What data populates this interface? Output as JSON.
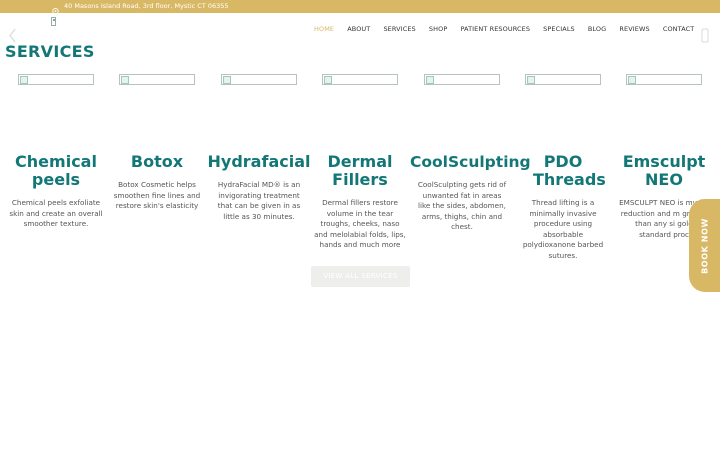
{
  "topbar": {
    "address": "40 Masons Island Road, 3rd floor, Mystic CT 06355",
    "icon": "map-pin-icon"
  },
  "nav": {
    "items": [
      {
        "label": "HOME",
        "active": true
      },
      {
        "label": "ABOUT",
        "active": false
      },
      {
        "label": "SERVICES",
        "active": false
      },
      {
        "label": "SHOP",
        "active": false
      },
      {
        "label": "PATIENT RESOURCES",
        "active": false
      },
      {
        "label": "SPECIALS",
        "active": false
      },
      {
        "label": "BLOG",
        "active": false
      },
      {
        "label": "REVIEWS",
        "active": false
      },
      {
        "label": "CONTACT",
        "active": false
      }
    ]
  },
  "carousel": {
    "prev_icon": "chevron-left-icon",
    "next_icon": "chevron-right-icon"
  },
  "services": {
    "title": "SERVICES",
    "cards": [
      {
        "name": "Chemical peels",
        "desc": "Chemical peels exfoliate skin and create an overall smoother texture."
      },
      {
        "name": "Botox",
        "desc": "Botox Cosmetic helps smoothen fine lines and restore skin's elasticity"
      },
      {
        "name": "Hydrafacial",
        "desc": "HydraFacial MD® is an invigorating treatment that can be given in as little as 30 minutes."
      },
      {
        "name": "Dermal Fillers",
        "desc": "Dermal fillers restore volume in the tear troughs, cheeks, naso and melolabial folds, lips, hands and much more"
      },
      {
        "name": "CoolSculpting",
        "desc": "CoolSculpting gets rid of unwanted fat in areas like the sides, abdomen, arms, thighs, chin and chest."
      },
      {
        "name": "PDO Threads",
        "desc": "Thread lifting is a minimally invasive procedure using absorbable polydioxanone barbed sutures."
      },
      {
        "name": "Emsculpt NEO",
        "desc": "EMSCULPT NEO is my fat reduction and m growth than any si gold standard proc"
      }
    ],
    "cta": "VIEW ALL SERVICES"
  },
  "book_now": "BOOK NOW",
  "colors": {
    "accent_gold": "#d9b865",
    "teal": "#137777"
  }
}
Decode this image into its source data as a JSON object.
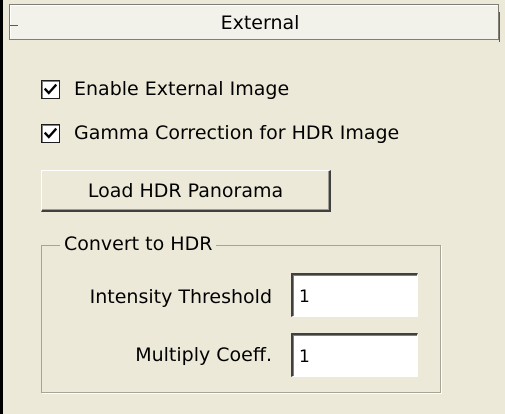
{
  "panel": {
    "title": "External"
  },
  "options": {
    "enable_external_image": {
      "label": "Enable External Image",
      "checked": true
    },
    "gamma_correction": {
      "label": "Gamma Correction for HDR Image",
      "checked": true
    }
  },
  "buttons": {
    "load_hdr_label": "Load HDR Panorama"
  },
  "convert_group": {
    "title": "Convert to HDR",
    "intensity_threshold": {
      "label": "Intensity Threshold",
      "value": "1"
    },
    "multiply_coeff": {
      "label": "Multiply Coeff.",
      "value": "1"
    }
  },
  "colors": {
    "panel_background": "#ece9d8",
    "header_background": "#f3f2ea",
    "field_background": "#ffffff"
  }
}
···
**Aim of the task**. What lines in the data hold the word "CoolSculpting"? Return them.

**Solved problem**.
        "name": "CoolSculpting",
        "desc": "CoolSculpting gets rid of unwanted fat in areas like the sides, abdomen, arms, thighs, chin and chest."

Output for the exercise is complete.